> [Exercise requirements]:
Repeat each entry word for word. Leave any images out of the copy.

•••

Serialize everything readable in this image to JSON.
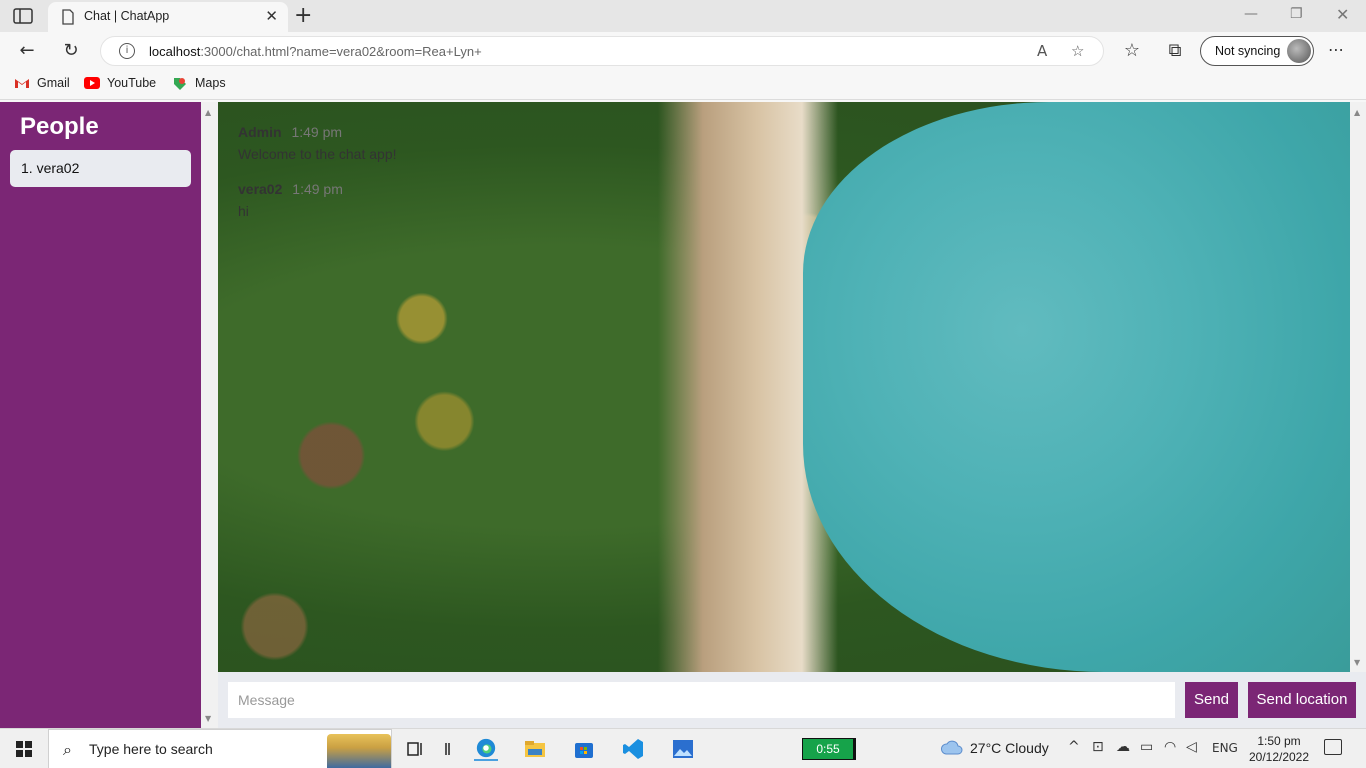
{
  "browser": {
    "tab_title": "Chat | ChatApp",
    "url_host": "localhost",
    "url_rest": ":3000/chat.html?name=vera02&room=Rea+Lyn+",
    "profile_label": "Not syncing",
    "bookmarks": [
      {
        "label": "Gmail",
        "icon": "gmail-icon"
      },
      {
        "label": "YouTube",
        "icon": "youtube-icon"
      },
      {
        "label": "Maps",
        "icon": "maps-icon"
      }
    ]
  },
  "sidebar": {
    "title": "People",
    "users": [
      "1. vera02"
    ]
  },
  "messages": [
    {
      "name": "Admin",
      "time": "1:49 pm",
      "text": "Welcome to the chat app!"
    },
    {
      "name": "vera02",
      "time": "1:49 pm",
      "text": "hi"
    }
  ],
  "composer": {
    "placeholder": "Message",
    "send_label": "Send",
    "location_label": "Send location"
  },
  "taskbar": {
    "search_placeholder": "Type here to search",
    "timer": "0:55",
    "weather": "27°C  Cloudy",
    "language": "ENG",
    "time": "1:50 pm",
    "date": "20/12/2022"
  },
  "colors": {
    "accent": "#7b2675",
    "sidebar_user_bg": "#e9ebf0"
  }
}
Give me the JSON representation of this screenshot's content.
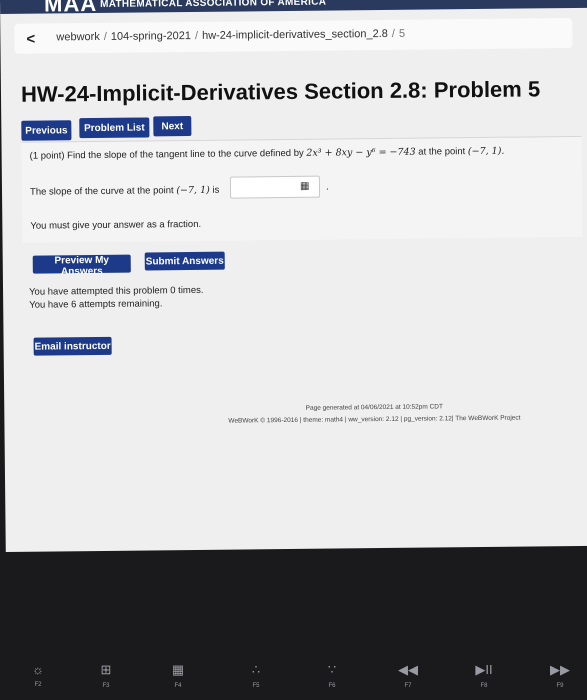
{
  "banner": {
    "logo": "MAA",
    "org": "MATHEMATICAL ASSOCIATION OF AMERICA"
  },
  "breadcrumb": {
    "back_symbol": "<",
    "items": [
      "webwork",
      "104-spring-2021",
      "hw-24-implicit-derivatives_section_2.8",
      "5"
    ],
    "separator": "/"
  },
  "page_title": "HW-24-Implicit-Derivatives Section 2.8: Problem 5",
  "nav_buttons": {
    "previous": "Previous",
    "problem_list": "Problem List",
    "next": "Next"
  },
  "problem": {
    "points": "(1 point)",
    "prompt_text": "Find the slope of the tangent line to the curve defined by",
    "equation": "2x³ + 8xy − y⁶ = −743",
    "at_point_text": "at the point",
    "point": "(−7, 1).",
    "answer_label": "The slope of the curve at the point",
    "answer_point": "(−7, 1)",
    "answer_label_suffix": "is",
    "answer_value": "",
    "matrix_icon": "▦",
    "answer_end": ".",
    "note": "You must give your answer as a fraction."
  },
  "action_buttons": {
    "preview": "Preview My Answers",
    "submit": "Submit Answers"
  },
  "attempts": {
    "line1": "You have attempted this problem 0 times.",
    "line2": "You have 6 attempts remaining."
  },
  "email_button": "Email instructor",
  "footer": {
    "generated": "Page generated at 04/06/2021 at 10:52pm CDT",
    "credits": "WeBWorK © 1996-2016 | theme: math4 | ww_version: 2.12 | pg_version: 2.12| The WeBWorK Project"
  },
  "keyboard": [
    {
      "glyph": "☼",
      "label": "F2"
    },
    {
      "glyph": "⊞",
      "label": "F3"
    },
    {
      "glyph": "▦",
      "label": "F4"
    },
    {
      "glyph": "∴",
      "label": "F5"
    },
    {
      "glyph": "∵",
      "label": "F6"
    },
    {
      "glyph": "◀◀",
      "label": "F7"
    },
    {
      "glyph": "▶II",
      "label": "F8"
    },
    {
      "glyph": "▶▶",
      "label": "F9"
    }
  ]
}
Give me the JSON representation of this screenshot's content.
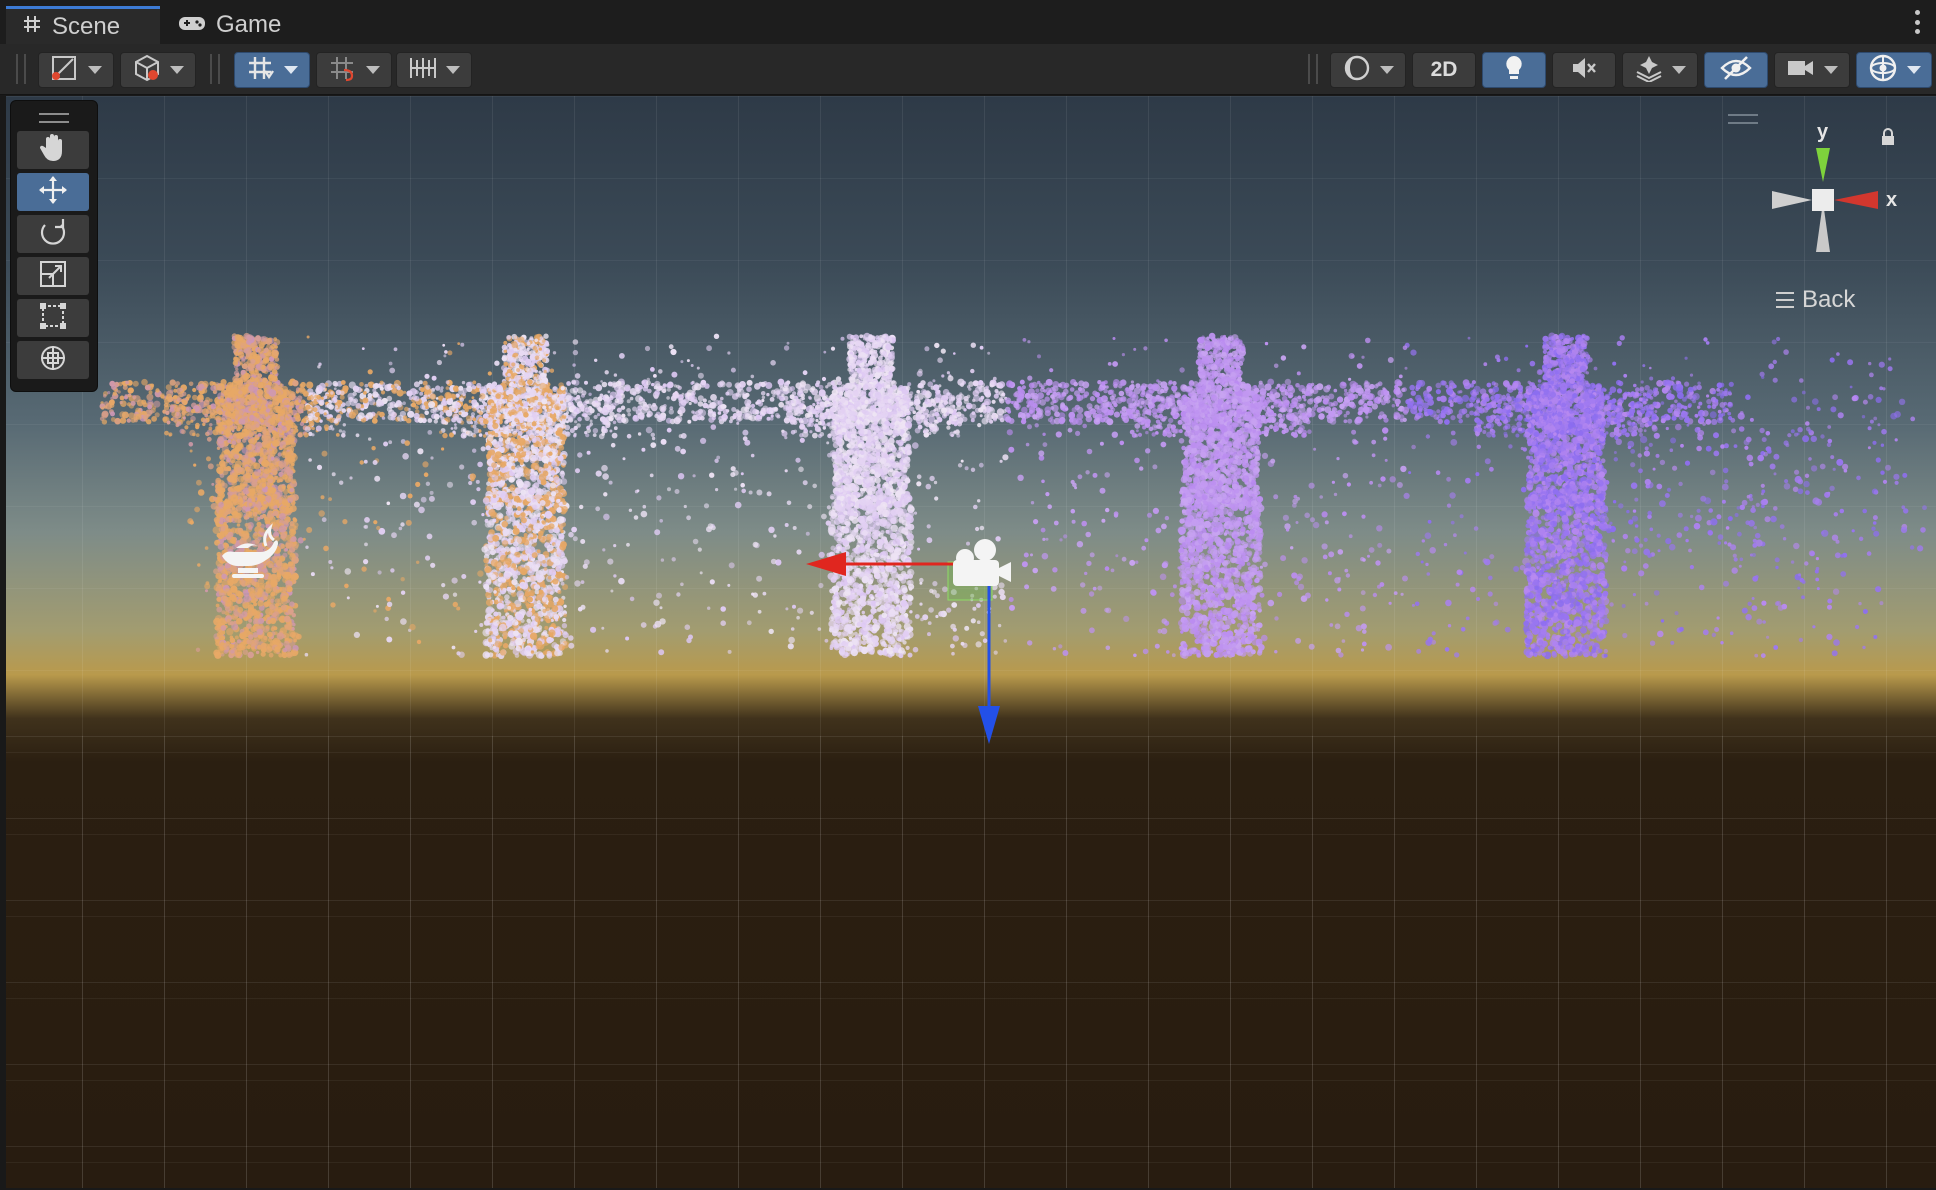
{
  "tabs": [
    {
      "label": "Scene",
      "icon": "hash-icon",
      "active": true
    },
    {
      "label": "Game",
      "icon": "gamepad-icon",
      "active": false
    }
  ],
  "toolbar": {
    "draw_mode_icon": "draw-mode-icon",
    "render_mode_icon": "render-mode-icon",
    "grid_snapping_icon": "grid-snapping-icon",
    "increment_snap_icon": "increment-snap-icon",
    "grid_visibility_icon": "grid-visibility-icon",
    "shading_icon": "shading-icon",
    "toggle_2d_label": "2D",
    "lighting_icon": "lightbulb-icon",
    "audio_icon": "audio-mute-icon",
    "effects_icon": "effects-icon",
    "hidden_objects_icon": "eye-slash-icon",
    "camera_icon": "camera-icon",
    "gizmos_icon": "gizmos-icon",
    "active": {
      "toggle_2d": false,
      "lighting": true,
      "hidden_objects": true,
      "gizmos": true,
      "grid_snapping": true
    }
  },
  "tools": [
    {
      "name": "hand-tool",
      "icon": "hand-icon",
      "active": false
    },
    {
      "name": "move-tool",
      "icon": "move-icon",
      "active": true
    },
    {
      "name": "rotate-tool",
      "icon": "rotate-icon",
      "active": false
    },
    {
      "name": "scale-tool",
      "icon": "scale-icon",
      "active": false
    },
    {
      "name": "rect-tool",
      "icon": "rect-icon",
      "active": false
    },
    {
      "name": "transform-tool",
      "icon": "transform-icon",
      "active": false
    }
  ],
  "orientation_gizmo": {
    "y_label": "y",
    "x_label": "x",
    "view_label": "Back",
    "colors": {
      "x": "#d2372e",
      "y": "#7ed23c",
      "neutral": "#cfcfcf"
    }
  },
  "scene": {
    "colors": {
      "sky_top": "#2e3a47",
      "horizon": "#b99a4c",
      "ground": "#281c10",
      "particle_orange": "#e7a866",
      "particle_white": "#efe6f4",
      "particle_purple": "#b98af0",
      "particle_violet": "#8a6cf0",
      "handle_x": "#e0261f",
      "handle_z": "#2350e8",
      "handle_y_plane": "#6fc04a"
    },
    "objects": [
      "light-icon",
      "camera-gizmo",
      "transform-handle"
    ]
  }
}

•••

> [Output]:
Serialize everything readable in this image to JSON.
{
  "browser": {
    "tab_title": "Chat | ChatApp",
    "url_host": "localhost",
    "url_rest": ":3000/chat.html?name=vera02&room=Rea+Lyn+",
    "profile_label": "Not syncing",
    "bookmarks": [
      {
        "label": "Gmail",
        "icon": "gmail-icon"
      },
      {
        "label": "YouTube",
        "icon": "youtube-icon"
      },
      {
        "label": "Maps",
        "icon": "maps-icon"
      }
    ]
  },
  "sidebar": {
    "title": "People",
    "users": [
      "1. vera02"
    ]
  },
  "messages": [
    {
      "name": "Admin",
      "time": "1:49 pm",
      "text": "Welcome to the chat app!"
    },
    {
      "name": "vera02",
      "time": "1:49 pm",
      "text": "hi"
    }
  ],
  "composer": {
    "placeholder": "Message",
    "send_label": "Send",
    "location_label": "Send location"
  },
  "taskbar": {
    "search_placeholder": "Type here to search",
    "timer": "0:55",
    "weather": "27°C  Cloudy",
    "language": "ENG",
    "time": "1:50 pm",
    "date": "20/12/2022"
  },
  "colors": {
    "accent": "#7b2675",
    "sidebar_user_bg": "#e9ebf0"
  }
}
Give me the JSON representation of this screenshot's content.
{
  "banner": {
    "logo": "MAA",
    "org": "MATHEMATICAL ASSOCIATION OF AMERICA"
  },
  "breadcrumb": {
    "back_symbol": "<",
    "items": [
      "webwork",
      "104-spring-2021",
      "hw-24-implicit-derivatives_section_2.8",
      "5"
    ],
    "separator": "/"
  },
  "page_title": "HW-24-Implicit-Derivatives Section 2.8: Problem 5",
  "nav_buttons": {
    "previous": "Previous",
    "problem_list": "Problem List",
    "next": "Next"
  },
  "problem": {
    "points": "(1 point)",
    "prompt_text": "Find the slope of the tangent line to the curve defined by",
    "equation": "2x³ + 8xy − y⁶ = −743",
    "at_point_text": "at the point",
    "point": "(−7, 1).",
    "answer_label": "The slope of the curve at the point",
    "answer_point": "(−7, 1)",
    "answer_label_suffix": "is",
    "answer_value": "",
    "matrix_icon": "▦",
    "answer_end": ".",
    "note": "You must give your answer as a fraction."
  },
  "action_buttons": {
    "preview": "Preview My Answers",
    "submit": "Submit Answers"
  },
  "attempts": {
    "line1": "You have attempted this problem 0 times.",
    "line2": "You have 6 attempts remaining."
  },
  "email_button": "Email instructor",
  "footer": {
    "generated": "Page generated at 04/06/2021 at 10:52pm CDT",
    "credits": "WeBWorK © 1996-2016 | theme: math4 | ww_version: 2.12 | pg_version: 2.12| The WeBWorK Project"
  },
  "keyboard": [
    {
      "glyph": "☼",
      "label": "F2"
    },
    {
      "glyph": "⊞",
      "label": "F3"
    },
    {
      "glyph": "▦",
      "label": "F4"
    },
    {
      "glyph": "∴",
      "label": "F5"
    },
    {
      "glyph": "∵",
      "label": "F6"
    },
    {
      "glyph": "◀◀",
      "label": "F7"
    },
    {
      "glyph": "▶II",
      "label": "F8"
    },
    {
      "glyph": "▶▶",
      "label": "F9"
    }
  ]
}
Give me the JSON representation of this screenshot's content.
{
  "tabs": [
    {
      "label": "Scene",
      "icon": "hash-icon",
      "active": true
    },
    {
      "label": "Game",
      "icon": "gamepad-icon",
      "active": false
    }
  ],
  "toolbar": {
    "draw_mode_icon": "draw-mode-icon",
    "render_mode_icon": "render-mode-icon",
    "grid_snapping_icon": "grid-snapping-icon",
    "increment_snap_icon": "increment-snap-icon",
    "grid_visibility_icon": "grid-visibility-icon",
    "shading_icon": "shading-icon",
    "toggle_2d_label": "2D",
    "lighting_icon": "lightbulb-icon",
    "audio_icon": "audio-mute-icon",
    "effects_icon": "effects-icon",
    "hidden_objects_icon": "eye-slash-icon",
    "camera_icon": "camera-icon",
    "gizmos_icon": "gizmos-icon",
    "active": {
      "toggle_2d": false,
      "lighting": true,
      "hidden_objects": true,
      "gizmos": true,
      "grid_snapping": true
    }
  },
  "tools": [
    {
      "name": "hand-tool",
      "icon": "hand-icon",
      "active": false
    },
    {
      "name": "move-tool",
      "icon": "move-icon",
      "active": true
    },
    {
      "name": "rotate-tool",
      "icon": "rotate-icon",
      "active": false
    },
    {
      "name": "scale-tool",
      "icon": "scale-icon",
      "active": false
    },
    {
      "name": "rect-tool",
      "icon": "rect-icon",
      "active": false
    },
    {
      "name": "transform-tool",
      "icon": "transform-icon",
      "active": false
    }
  ],
  "orientation_gizmo": {
    "y_label": "y",
    "x_label": "x",
    "view_label": "Back",
    "colors": {
      "x": "#d2372e",
      "y": "#7ed23c",
      "neutral": "#cfcfcf"
    }
  },
  "scene": {
    "colors": {
      "sky_top": "#2e3a47",
      "horizon": "#b99a4c",
      "ground": "#281c10",
      "particle_orange": "#e7a866",
      "particle_white": "#efe6f4",
      "particle_purple": "#b98af0",
      "particle_violet": "#8a6cf0",
      "handle_x": "#e0261f",
      "handle_z": "#2350e8",
      "handle_y_plane": "#6fc04a"
    },
    "objects": [
      "light-icon",
      "camera-gizmo",
      "transform-handle"
    ]
  }
}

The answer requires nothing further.